Ribstein Responds: Lawyer Licensing Continued

Josh Wright —  29 May 2006

In my first post on the economics of lawyer licensing (and in the comments) as well as my subsequent response to the Wilson/ Ribstein Point of Law discussion, I mentioned that this is an area where empirical evidence should add significantly to the debate since we have a good deal of variance in state restrictions on the market for legal services. Accordingly, I asked about the state of the empirical evidence on this issue. Larry Ribstein’s final entry answers my questions:

“Joyce Palomar, The War Between Attorneys and Lay Conveyancers—Empirical Evidence Says “Cease Fire!â€?, 31 Conn. L. Rev. 423 (1999) found little evidence of risk to the public from lay providers of real estate settlement services. But there’s obviously a lot more work to be done. Fred. S. McChesney & Timothy I. Muris, The Effect of Advertising on the Quality of Legal Services, 65 A.B.A. J. 1503 (1979) and Advertising and the Price and Quality of Legal Services: The Case for Legal Clinics, 1979 Am. B. Found. Res. J. 179 found that a legal clinic using advertising in high-volume practice reduced costs without compromising quality.”

Thanks Larry. As Dave Hoffman points out, measurement problems can pose difficulties for identifying the impact of varying levels of lawyer licensing on the quality of legal services. Despite these difficulties, the evidence supports what economic theory would predict: (1) cartels increase prices; and (2) licensure does not increase quality because of repuational sanctions and private alternatives. In addition to the papers that Larry cites (and as I note in the comments to Dave’s post), this summary of the literature (though a bit outdated) describes the state of the literature as follows: “Most of the evidence on this issue, however, suggests that licensing has, at best, a neutral effect on quality and may even harm consumers.”

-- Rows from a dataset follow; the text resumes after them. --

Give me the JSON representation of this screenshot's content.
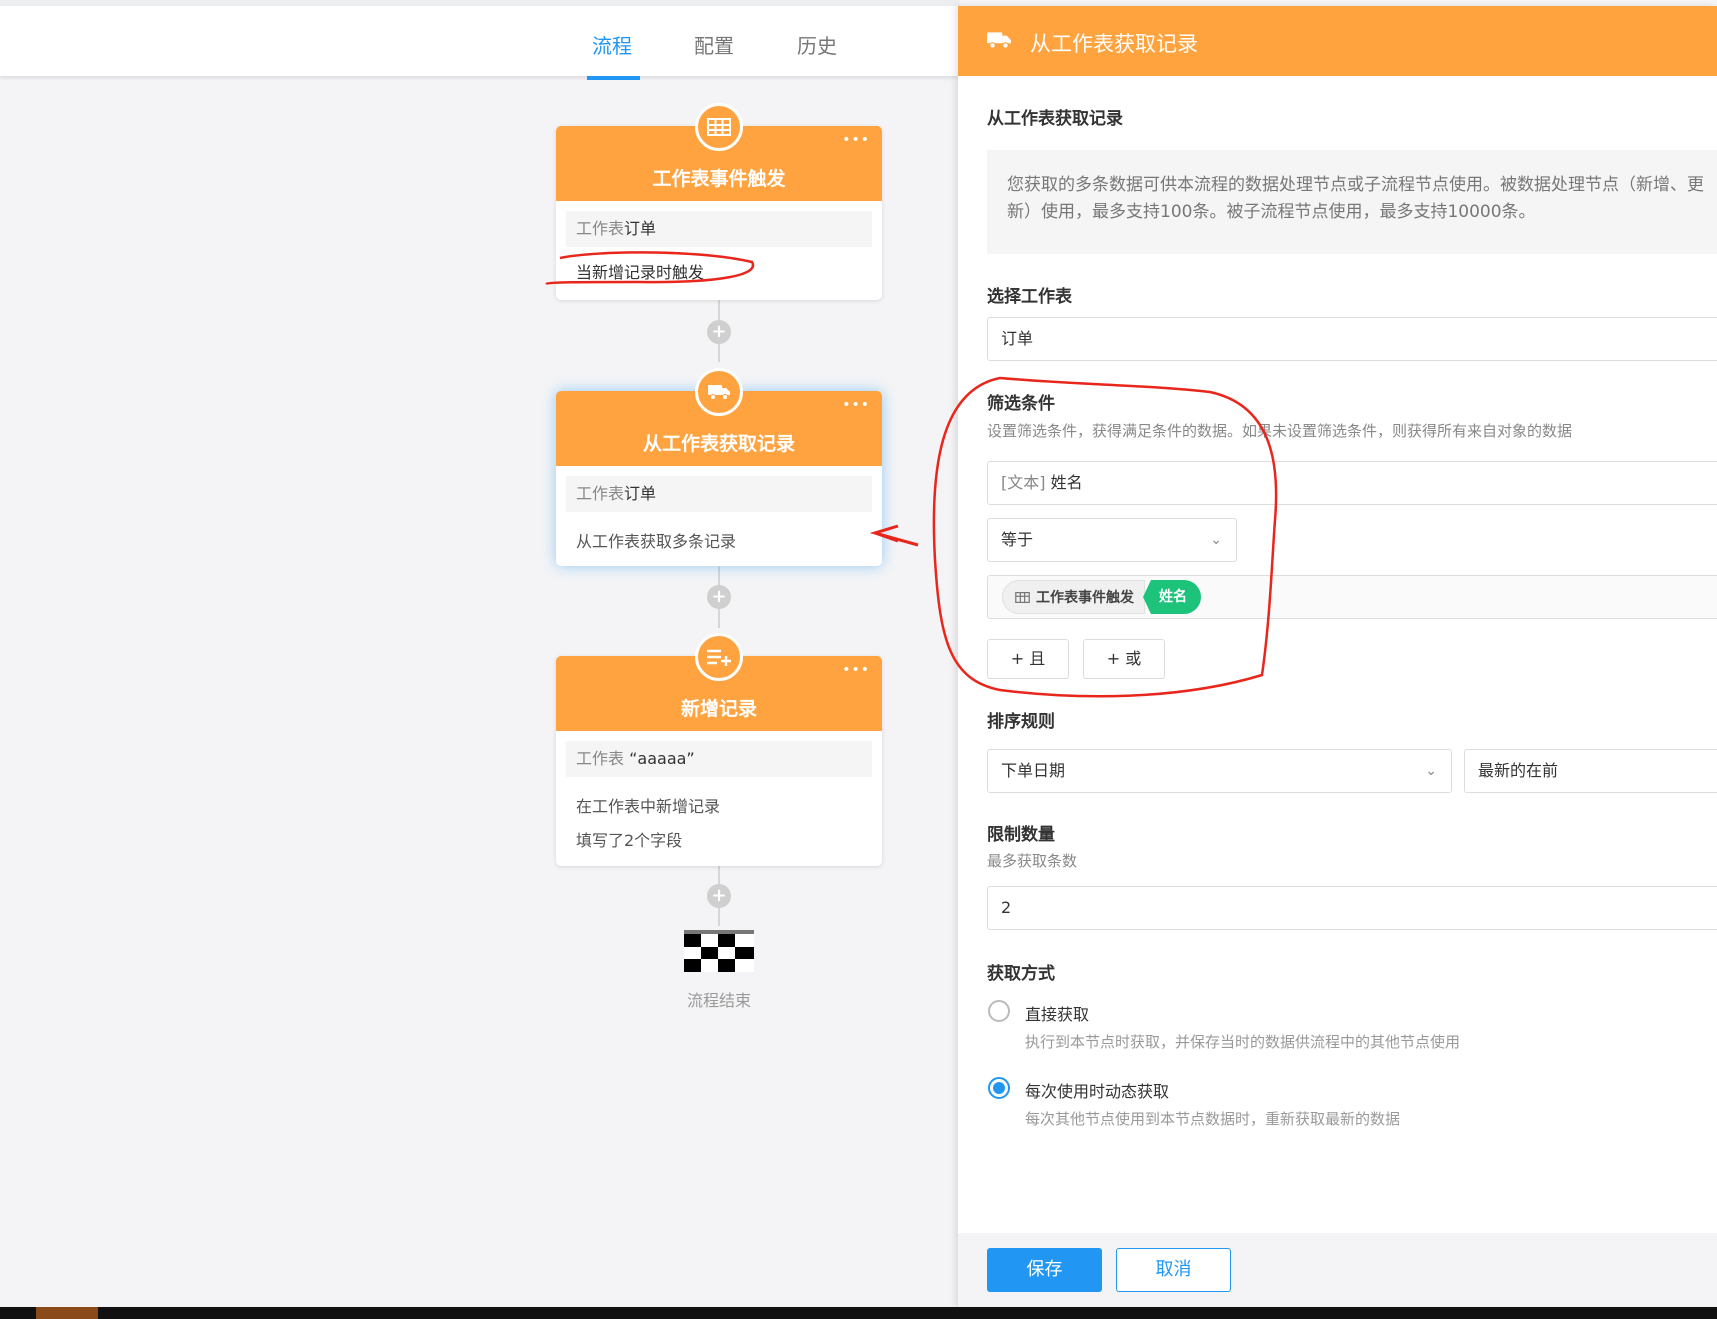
{
  "tabs": [
    {
      "label": "流程",
      "active": true
    },
    {
      "label": "配置",
      "active": false
    },
    {
      "label": "历史",
      "active": false
    }
  ],
  "nodes": {
    "trigger": {
      "title": "工作表事件触发",
      "menu": "•••",
      "worksheet_prefix": "工作表",
      "worksheet_name": "订单",
      "description": "当新增记录时触发"
    },
    "fetch": {
      "title": "从工作表获取记录",
      "menu": "•••",
      "worksheet_prefix": "工作表",
      "worksheet_name": "订单",
      "description": "从工作表获取多条记录"
    },
    "add": {
      "title": "新增记录",
      "menu": "•••",
      "worksheet_prefix": "工作表",
      "worksheet_name": "“aaaaa”",
      "description": "在工作表中新增记录",
      "fields": "填写了2个字段"
    }
  },
  "end_label": "流程结束",
  "panel": {
    "header_title": "从工作表获取记录",
    "section_title": "从工作表获取记录",
    "info": "您获取的多条数据可供本流程的数据处理节点或子流程节点使用。被数据处理节点（新增、更新）使用，最多支持100条。被子流程节点使用，最多支持10000条。",
    "select_sheet": {
      "label": "选择工作表",
      "value": "订单"
    },
    "filter": {
      "label": "筛选条件",
      "description": "设置筛选条件，获得满足条件的数据。如果未设置筛选条件，则获得所有来自对象的数据",
      "field_type": "[文本]",
      "field_name": "姓名",
      "operator": "等于",
      "chip_source": "工作表事件触发",
      "chip_field": "姓名",
      "and_button": "+ 且",
      "or_button": "+ 或"
    },
    "sort": {
      "label": "排序规则",
      "field": "下单日期",
      "order": "最新的在前"
    },
    "limit": {
      "label": "限制数量",
      "sub": "最多获取条数",
      "value": "2"
    },
    "mode": {
      "label": "获取方式",
      "options": [
        {
          "label": "直接获取",
          "desc": "执行到本节点时获取，并保存当时的数据供流程中的其他节点使用",
          "selected": false
        },
        {
          "label": "每次使用时动态获取",
          "desc": "每次其他节点使用到本节点数据时，重新获取最新的数据",
          "selected": true
        }
      ]
    },
    "save_label": "保存",
    "cancel_label": "取消"
  },
  "colors": {
    "node_orange": "#ffa340",
    "primary_blue": "#2196f3",
    "chip_green": "#1dc37a",
    "annotation_red": "#e8261c"
  }
}
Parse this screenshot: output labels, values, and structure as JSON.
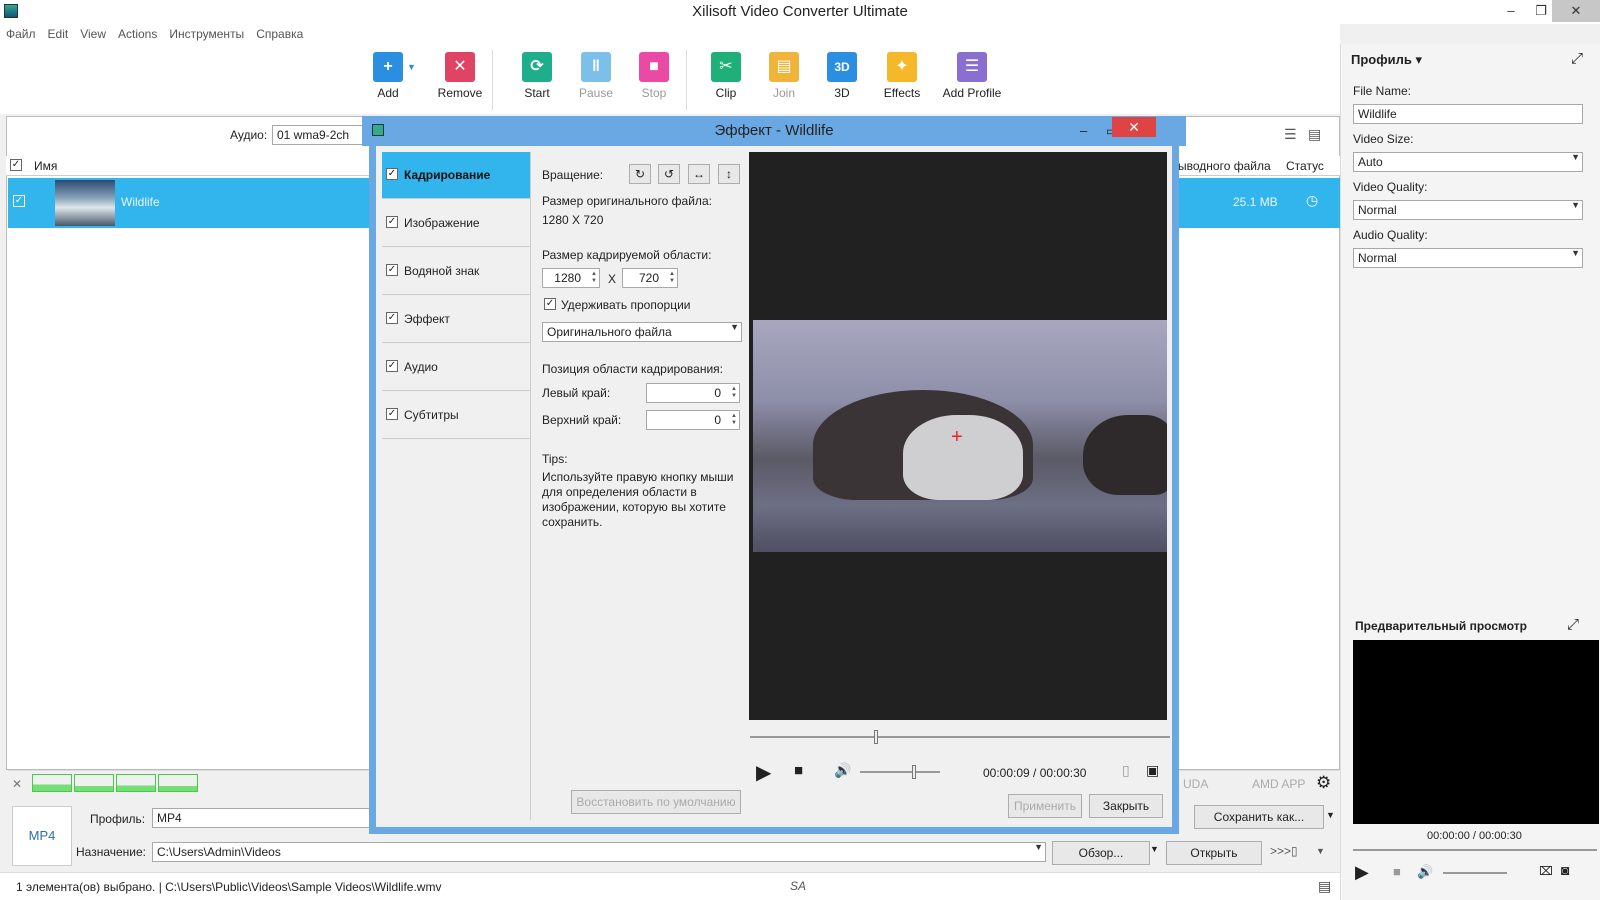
{
  "window": {
    "title": "Xilisoft Video Converter Ultimate",
    "min": "–",
    "max": "❐",
    "close": "✕"
  },
  "menu": [
    "Файл",
    "Edit",
    "View",
    "Actions",
    "Инструменты",
    "Справка"
  ],
  "toolbar": {
    "add": "Add",
    "remove": "Remove",
    "start": "Start",
    "pause": "Pause",
    "stop": "Stop",
    "clip": "Clip",
    "join": "Join",
    "three_d": "3D",
    "effects": "Effects",
    "add_profile": "Add Profile"
  },
  "audio_filter": {
    "label": "Аудио:",
    "value": "01 wma9-2ch"
  },
  "file_list": {
    "col_name": "Имя",
    "col_output": "ыводного файла",
    "col_status": "Статус",
    "rows": [
      {
        "name": "Wildlife",
        "size": "25.1 MB"
      }
    ]
  },
  "bottom": {
    "profile_label": "Профиль:",
    "profile_value": "MP4",
    "dest_label": "Назначение:",
    "dest_value": "C:\\Users\\Admin\\Videos",
    "browse": "Обзор...",
    "open": "Открыть",
    "save_as": "Сохранить как...",
    "cuda": "UDA",
    "amd": "AMD APP",
    "status": "1 элемента(ов) выбрано. | C:\\Users\\Public\\Videos\\Sample Videos\\Wildlife.wmv"
  },
  "side": {
    "profile_header": "Профиль",
    "file_name_label": "File Name:",
    "file_name": "Wildlife",
    "video_size_label": "Video Size:",
    "video_size": "Auto",
    "video_quality_label": "Video Quality:",
    "video_quality": "Normal",
    "audio_quality_label": "Audio Quality:",
    "audio_quality": "Normal",
    "preview_header": "Предварительный просмотр",
    "preview_time": "00:00:00 / 00:00:30"
  },
  "dialog": {
    "title": "Эффект - Wildlife",
    "tabs": [
      "Кадрирование",
      "Изображение",
      "Водяной знак",
      "Эффект",
      "Аудио",
      "Субтитры"
    ],
    "rotation_label": "Вращение:",
    "orig_size_label": "Размер оригинального файла:",
    "orig_size": "1280 X 720",
    "crop_size_label": "Размер кадрируемой области:",
    "crop_w": "1280",
    "crop_x": "X",
    "crop_h": "720",
    "keep_ratio": "Удерживать пропорции",
    "ratio_value": "Оригинального файла",
    "pos_label": "Позиция области кадрирования:",
    "left_label": "Левый край:",
    "left_value": "0",
    "top_label": "Верхний край:",
    "top_value": "0",
    "tips_label": "Tips:",
    "tips_text": "Используйте правую кнопку мыши для определения области в изображении, которую вы хотите сохранить.",
    "restore": "Восстановить по умолчанию",
    "time": "00:00:09 / 00:00:30",
    "apply": "Применить",
    "close": "Закрыть"
  },
  "colors": {
    "accent": "#32b4ec",
    "dialog_border": "#6aa8e4",
    "close_red": "#e04343"
  }
}
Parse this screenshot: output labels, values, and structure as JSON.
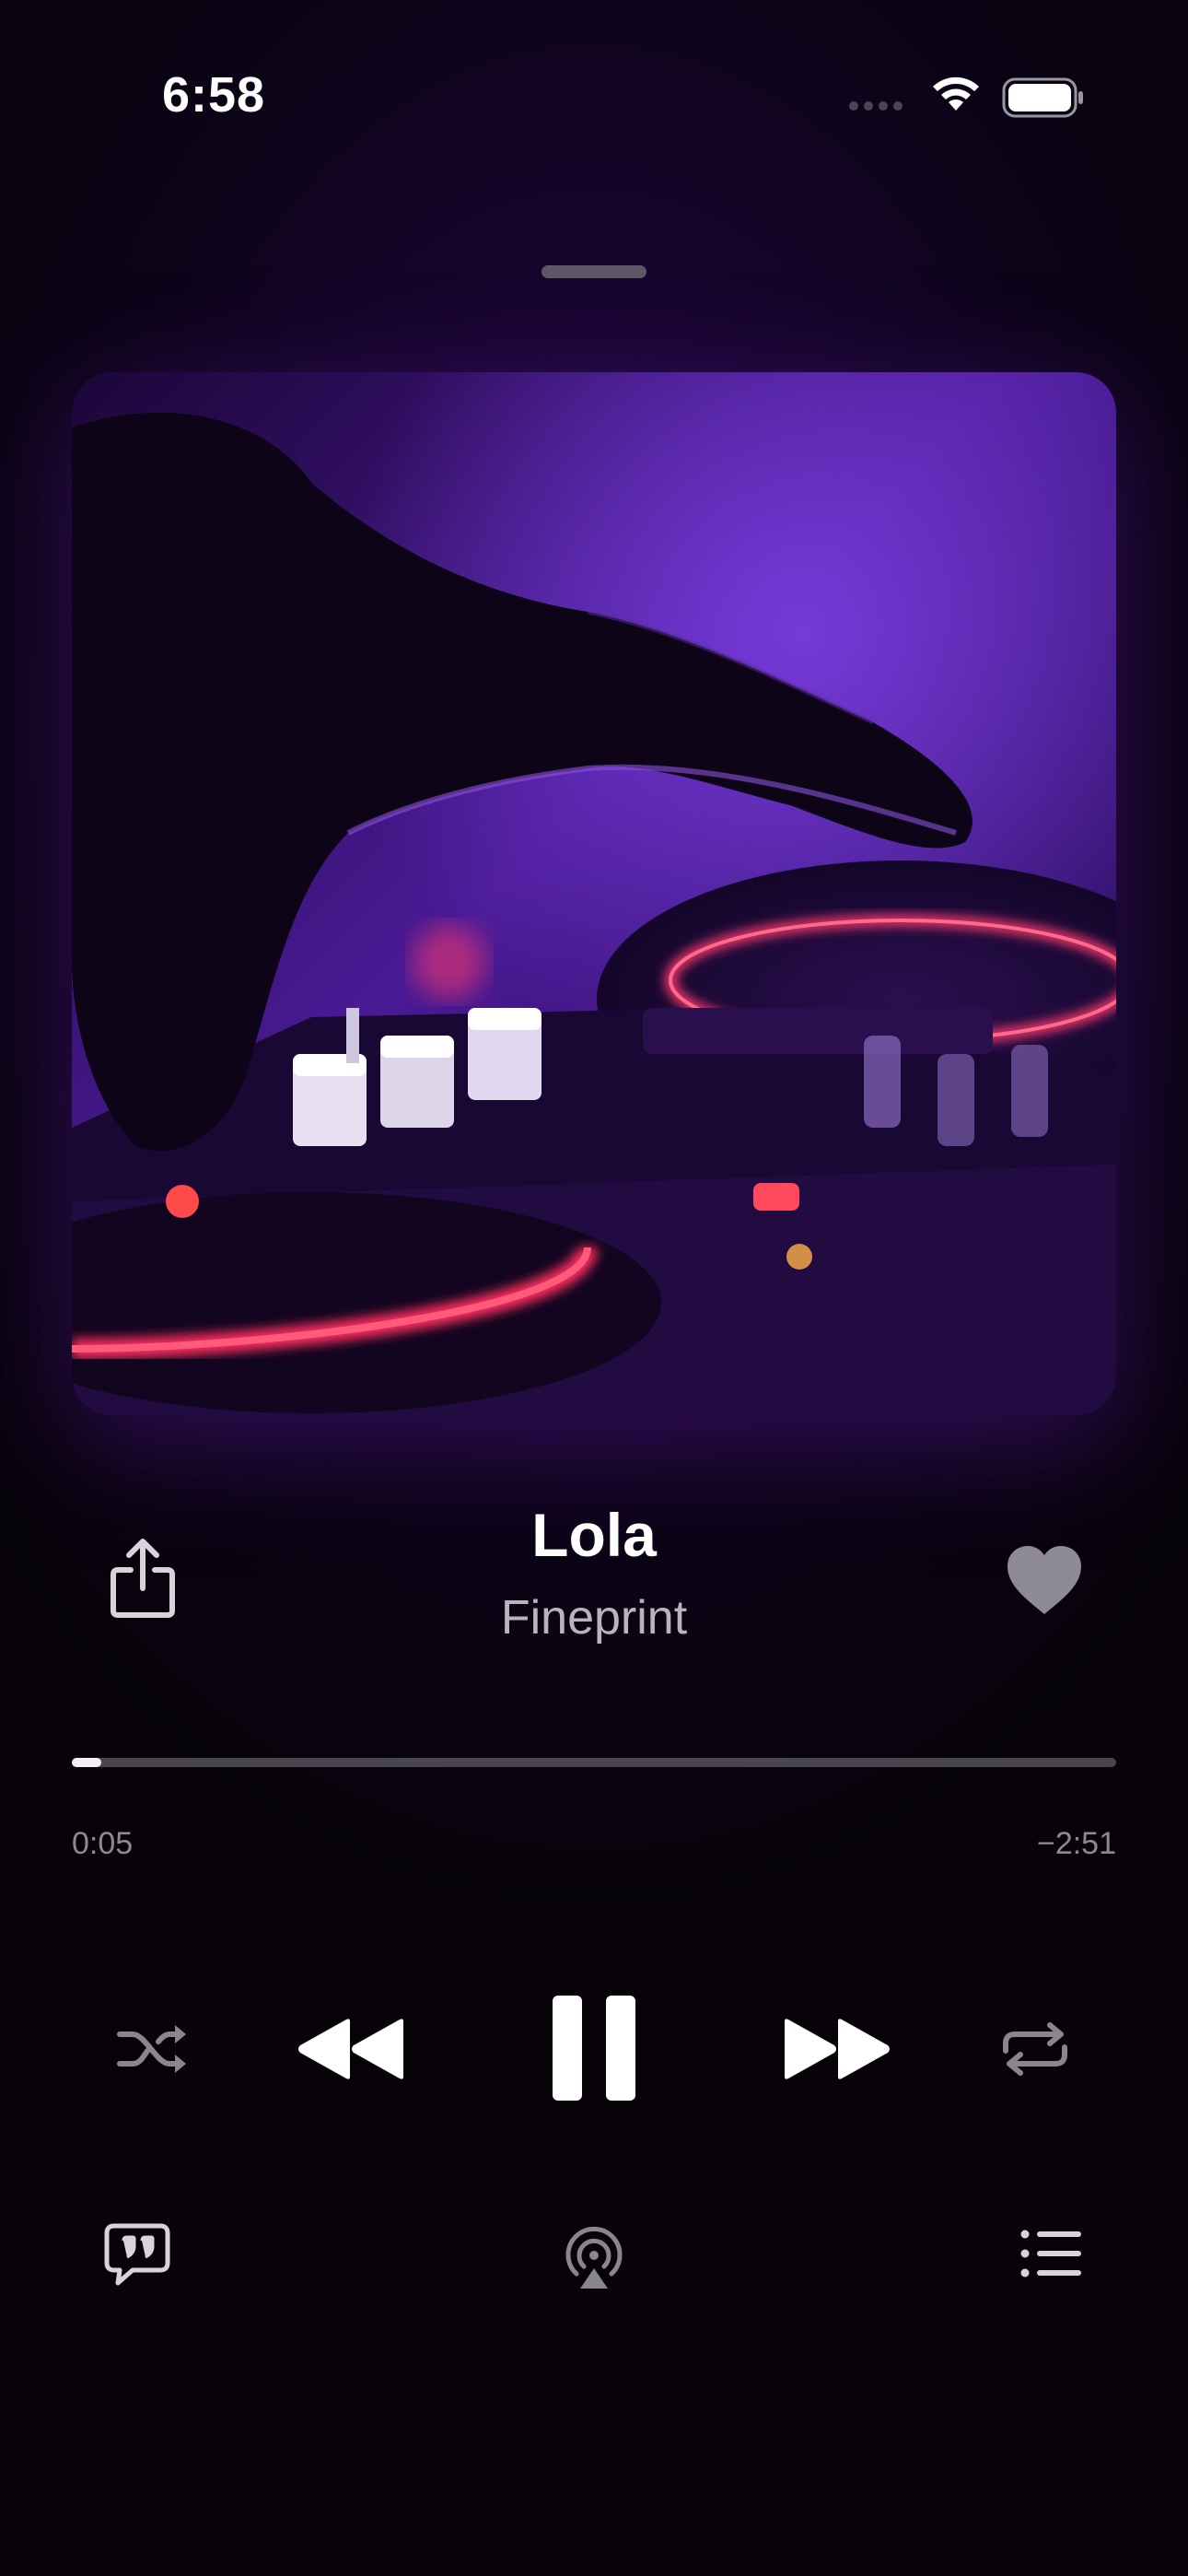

Neither of these results is surprising from an economic perspective. The former result is exactly what is expects from a cartel which artificially restricts output. The latter result calls into question whether there are any offsetting benefits of the cartel arrangement. Finally, I agree with Larry that there is obviously a lot of useful empirical work to be done in this area which can exploit the variation in state UPL statutes to identify the impact of lawyer licensing.